To regulate optimal gas exchange between the fruit and its environment, the coating is characterized by “chaotic structure,” imitating the natural cuticle of the fruit or veg.
“That way, the fruit surface is partially sealed without suffocating the produce and accumulation of off-flavors over time,” details Ferri.
Sufresca’s technology portfolio boasts numerous coatings, including its unique film for bulbs, such as garlic and onion.
Recyclable insulation packs
DS Smith identifies rising online demand for perishable groceries as an opportunity to establish fully recyclable thermal insulation packs in the sector.
The company’s research reveals European consumers plan to continue or increase buying groceries online (62%) and order home meal kits (49%) post-pandemic.
“In 2020, many businesses suddenly needed to adapt their e-commerce model to meet a steep demand increase for home deliveries and subscription solutions. Based on this fast evolution, I predict an exciting year ahead, with emerging ways to serve consumers through e-commerce and packaging playing a central role,” anticipates Del Re at DS Smith.
To meet the environmental challenges presented by e-commerce growth, DS Smith and TemperPack partnered on ClimaCell, a thermal insulation barrier for temperature-sensitive groceries. The solution is recyclable in paper recycling streams and replaces typically unrecyclable expanded polystyrene foam.

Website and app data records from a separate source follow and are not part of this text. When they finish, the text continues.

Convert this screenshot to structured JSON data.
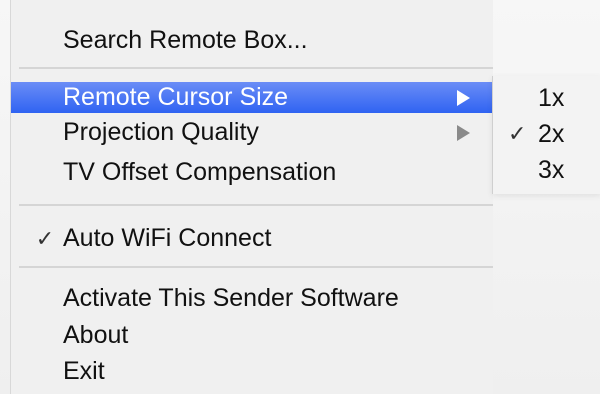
{
  "menu": {
    "items": [
      {
        "label": "Search Remote Box..."
      },
      {
        "label": "Remote Cursor Size"
      },
      {
        "label": "Projection Quality"
      },
      {
        "label": "TV Offset Compensation"
      },
      {
        "label": "Auto WiFi Connect",
        "check": "✓"
      },
      {
        "label": "Activate This Sender Software"
      },
      {
        "label": "About"
      },
      {
        "label": "Exit"
      }
    ]
  },
  "submenu": {
    "items": [
      {
        "label": "1x"
      },
      {
        "label": "2x",
        "check": "✓"
      },
      {
        "label": "3x"
      }
    ]
  },
  "colors": {
    "highlight_top": "#6b8df6",
    "highlight_bottom": "#2f63f2",
    "menu_bg": "#f0f0f0",
    "separator": "#d5d5d5"
  }
}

DS Smith also developed an emergency provision delivery box as demand for safer home delivery surged during March’s COVID-19 spread. In line with social distancing and self-isolation guidelines, the new boxes can be stacked in delivery vans and dropped off to vulnerable consumers while supporting worker safety.

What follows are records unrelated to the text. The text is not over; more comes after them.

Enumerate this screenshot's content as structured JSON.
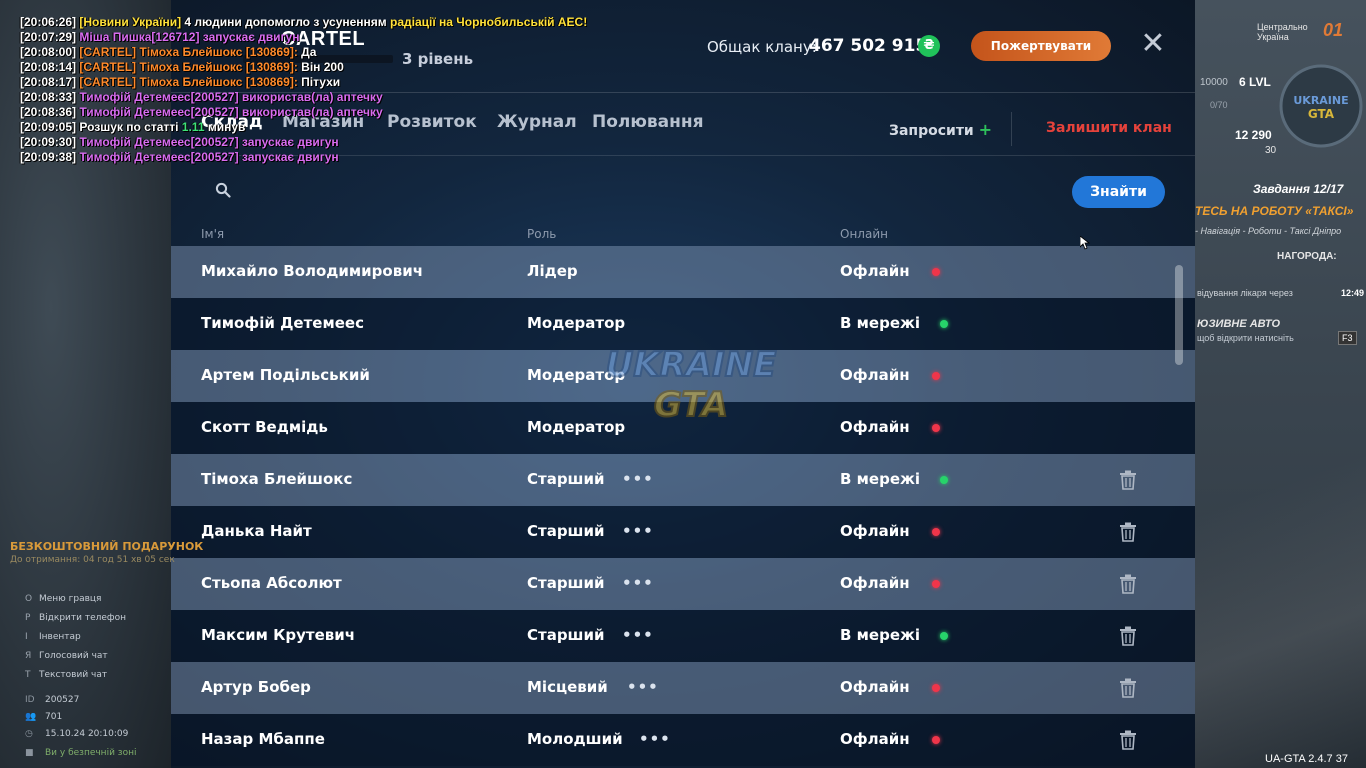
{
  "header": {
    "clan_name": "CARTEL",
    "level": "3 рівень",
    "treasury_label": "Общак клану:",
    "treasury_value": "467 502 915",
    "currency_symbol": "₴",
    "donate_label": "Пожертвувати",
    "close_symbol": "✕"
  },
  "tabs": [
    {
      "label": "Склад",
      "active": true
    },
    {
      "label": "Магазин",
      "active": false
    },
    {
      "label": "Розвиток",
      "active": false
    },
    {
      "label": "Журнал",
      "active": false
    },
    {
      "label": "Полювання",
      "active": false
    }
  ],
  "actions": {
    "invite_label": "Запросити",
    "invite_plus": "+",
    "leave_label": "Залишити клан"
  },
  "search": {
    "placeholder": "",
    "button_label": "Знайти"
  },
  "columns": {
    "name": "Ім'я",
    "role": "Роль",
    "online": "Онлайн"
  },
  "members": [
    {
      "name": "Михайло Володимирович",
      "role": "Лідер",
      "status": "Офлайн",
      "online": false,
      "menu": false,
      "delete": false
    },
    {
      "name": "Тимофій Детемеес",
      "role": "Модератор",
      "status": "В мережі",
      "online": true,
      "menu": false,
      "delete": false
    },
    {
      "name": "Артем Подільський",
      "role": "Модератор",
      "status": "Офлайн",
      "online": false,
      "menu": false,
      "delete": false
    },
    {
      "name": "Скотт Ведмідь",
      "role": "Модератор",
      "status": "Офлайн",
      "online": false,
      "menu": false,
      "delete": false
    },
    {
      "name": "Тімоха Блейшокс",
      "role": "Старший",
      "status": "В мережі",
      "online": true,
      "menu": true,
      "delete": true
    },
    {
      "name": "Данька Найт",
      "role": "Старший",
      "status": "Офлайн",
      "online": false,
      "menu": true,
      "delete": true
    },
    {
      "name": "Стьопа Абсолют",
      "role": "Старший",
      "status": "Офлайн",
      "online": false,
      "menu": true,
      "delete": true
    },
    {
      "name": "Максим Крутевич",
      "role": "Старший",
      "status": "В мережі",
      "online": true,
      "menu": true,
      "delete": true
    },
    {
      "name": "Артур Бобер",
      "role": "Місцевий",
      "status": "Офлайн",
      "online": false,
      "menu": true,
      "delete": true
    },
    {
      "name": "Назар Мбаппе",
      "role": "Молодший",
      "status": "Офлайн",
      "online": false,
      "menu": true,
      "delete": true
    }
  ],
  "menu_dots": "•••",
  "chat": [
    {
      "time": "[20:06:26]",
      "parts": [
        {
          "t": "[Новини України]",
          "c": "c-yellow"
        },
        {
          "t": " 4 людини допомогло з усуненням ",
          "c": "c-white"
        },
        {
          "t": "радіації на Чорнобильській АЕС!",
          "c": "c-yellow"
        }
      ]
    },
    {
      "time": "[20:07:29]",
      "parts": [
        {
          "t": "Міша Пишка[126712] запускає двигун",
          "c": "c-purple"
        }
      ]
    },
    {
      "time": "[20:08:00]",
      "parts": [
        {
          "t": "[CARTEL] Тімоха Блейшокс [130869]: ",
          "c": "c-orange"
        },
        {
          "t": "Да",
          "c": "c-white"
        }
      ]
    },
    {
      "time": "[20:08:14]",
      "parts": [
        {
          "t": "[CARTEL] Тімоха Блейшокс [130869]: ",
          "c": "c-orange"
        },
        {
          "t": "Він 200",
          "c": "c-white"
        }
      ]
    },
    {
      "time": "[20:08:17]",
      "parts": [
        {
          "t": "[CARTEL] Тімоха Блейшокс [130869]: ",
          "c": "c-orange"
        },
        {
          "t": "Пітухи",
          "c": "c-white"
        }
      ]
    },
    {
      "time": "[20:08:33]",
      "parts": [
        {
          "t": "Тимофій Детемеес[200527] використав(ла) аптечку",
          "c": "c-purple"
        }
      ]
    },
    {
      "time": "[20:08:36]",
      "parts": [
        {
          "t": "Тимофій Детемеес[200527] використав(ла) аптечку",
          "c": "c-purple"
        }
      ]
    },
    {
      "time": "[20:09:05]",
      "parts": [
        {
          "t": "Розшук по статті ",
          "c": "c-white"
        },
        {
          "t": "1.11",
          "c": "c-green"
        },
        {
          "t": " минув",
          "c": "c-white"
        }
      ]
    },
    {
      "time": "[20:09:30]",
      "parts": [
        {
          "t": "Тимофій Детемеес[200527] запускає двигун",
          "c": "c-purple"
        }
      ]
    },
    {
      "time": "[20:09:38]",
      "parts": [
        {
          "t": "Тимофій Детемеес[200527] запускає двигун",
          "c": "c-purple"
        }
      ]
    }
  ],
  "hud_left": {
    "gift_title": "БЕЗКОШТОВНИЙ ПОДАРУНОК",
    "gift_sub": "До отримання: 04 год 51 хв 05 сек",
    "hotkeys": [
      {
        "key": "O",
        "label": "Меню гравця"
      },
      {
        "key": "P",
        "label": "Відкрити телефон"
      },
      {
        "key": "I",
        "label": "Інвентар"
      },
      {
        "key": "Я",
        "label": "Голосовий чат"
      },
      {
        "key": "T",
        "label": "Текстовий чат"
      }
    ],
    "id_label": "ID",
    "id_value": "200527",
    "online_label": "",
    "online_value": "701",
    "datetime": "15.10.24 20:10:09",
    "zone": "Ви у безпечній зоні"
  },
  "hud_right": {
    "region": "Центрально Україна",
    "region_num": "01",
    "money": "10000",
    "lvl": "6 LVL",
    "exp": "0/70",
    "cash": "12 290",
    "coins": "30",
    "task_title": "Завдання 12/17",
    "task_name": "ТЕСЬ НА РОБОТУ «ТАКСІ»",
    "task_path": "- Навігація - Роботи - Таксі Дніпро",
    "reward": "НАГОРОДА:",
    "doctor": "відування лікаря через",
    "doctor_time": "12:49",
    "auto_title": "ЮЗИВНЕ АВТО",
    "auto_sub": "щоб відкрити натисніть",
    "auto_key": "F3"
  },
  "watermark": "UKRAINE GTA",
  "version": "UA-GTA 2.4.7   37",
  "colors": {
    "accent": "#2277d8",
    "donate": "#d9682a",
    "online": "#27d36a",
    "offline": "#f0354a",
    "leave": "#e5423b"
  }
}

Heightened hygiene concerns
Another pandemic impact is increased consumer hygiene concern. New research commissioned by DS Smith revealed more than one in three (33%) European consumers wash or disinfect all loose items, including fruit and veg, and 12 percent now avoid buying loose, unpacked goods (22% in Finland and 19% in the UK).
In response, DS Smith released a host of innovative packaging designs, including paper-board boxes and punnets, preventing consumers from touching the fruit and veg before deciding what to buy. For example, the Ecovete range in Spain offers cardboard protective packs with multiple closing and sealing possibilities.

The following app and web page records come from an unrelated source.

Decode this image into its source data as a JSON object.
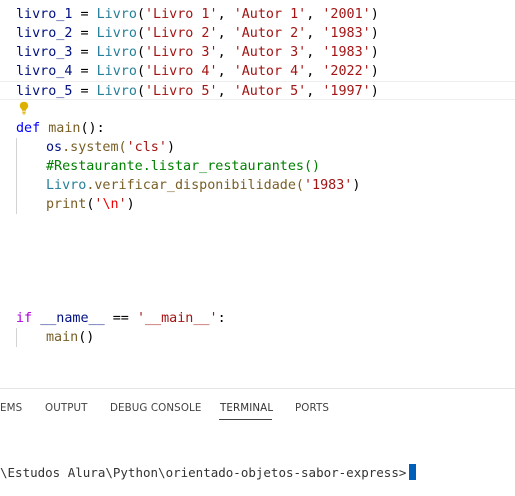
{
  "editor": {
    "lines": [
      {
        "parts": [
          "livro_1",
          " = ",
          "Livro",
          "(",
          "'Livro 1'",
          ", ",
          "'Autor 1'",
          ", ",
          "'2001'",
          ")"
        ]
      },
      {
        "parts": [
          "livro_2",
          " = ",
          "Livro",
          "(",
          "'Livro 2'",
          ", ",
          "'Autor 2'",
          ", ",
          "'1983'",
          ")"
        ]
      },
      {
        "parts": [
          "livro_3",
          " = ",
          "Livro",
          "(",
          "'Livro 3'",
          ", ",
          "'Autor 3'",
          ", ",
          "'1983'",
          ")"
        ]
      },
      {
        "parts": [
          "livro_4",
          " = ",
          "Livro",
          "(",
          "'Livro 4'",
          ", ",
          "'Autor 4'",
          ", ",
          "'2022'",
          ")"
        ]
      },
      {
        "parts": [
          "livro_5",
          " = ",
          "Livro",
          "(",
          "'Livro 5'",
          ", ",
          "'Autor 5'",
          ", ",
          "'1997'",
          ")"
        ]
      }
    ],
    "def_kw": "def",
    "def_name": "main",
    "def_rest": "():",
    "body": {
      "os": "os",
      "system": ".system(",
      "system_arg": "'cls'",
      "system_close": ")",
      "comment": "#Restaurante.listar_restaurantes()",
      "livro_cls": "Livro",
      "verificar": ".verificar_disponibilidade(",
      "verificar_arg": "'1983'",
      "verificar_close": ")",
      "print_fn": "print",
      "print_open": "(",
      "print_q1": "'",
      "print_esc": "\\n",
      "print_q2": "'",
      "print_close": ")"
    },
    "if_kw": "if",
    "if_name": "__name__",
    "if_op": " == ",
    "if_q1": "'",
    "if_main": "__main__",
    "if_q2": "'",
    "if_colon": ":",
    "main_call": "main",
    "main_parens": "()",
    "bulb_icon": "lightbulb-icon"
  },
  "panel": {
    "tabs": [
      {
        "label": "EMS"
      },
      {
        "label": "OUTPUT"
      },
      {
        "label": "DEBUG CONSOLE"
      },
      {
        "label": "TERMINAL",
        "active": true
      },
      {
        "label": "PORTS"
      }
    ],
    "terminal_prompt": "\\Estudos Alura\\Python\\orientado-objetos-sabor-express>"
  },
  "colors": {
    "accent": "#005fb8",
    "lightbulb": "#ddb100"
  }
}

Moreover, DS Smith and Touchguard are developing a range of antimicrobial e-commerce cardboard packaging to protect consumers against potentially harmful bacteria. DS Smith is finalizing the technology’s rollout, commercially available at scale in the coming months across its global footprint.
“Another growing trend is ‘locally produced,’” Del Re continues. “New research commissioned by DS Smith across 12 European markets shows it has become more important to 40 percent of adults that the products they buy are ‘produced in my country’ since the start of the pandemic.”
“Consumers also expect more transparency from retailers and producers about the fruit and veg they buy, such as where they are produced and how fresh they really are,” she concludes.
By Joshua Poole
To contact our editorial team please email us at email@example.com
Subscribe now to receive the latest news directly into your inbox.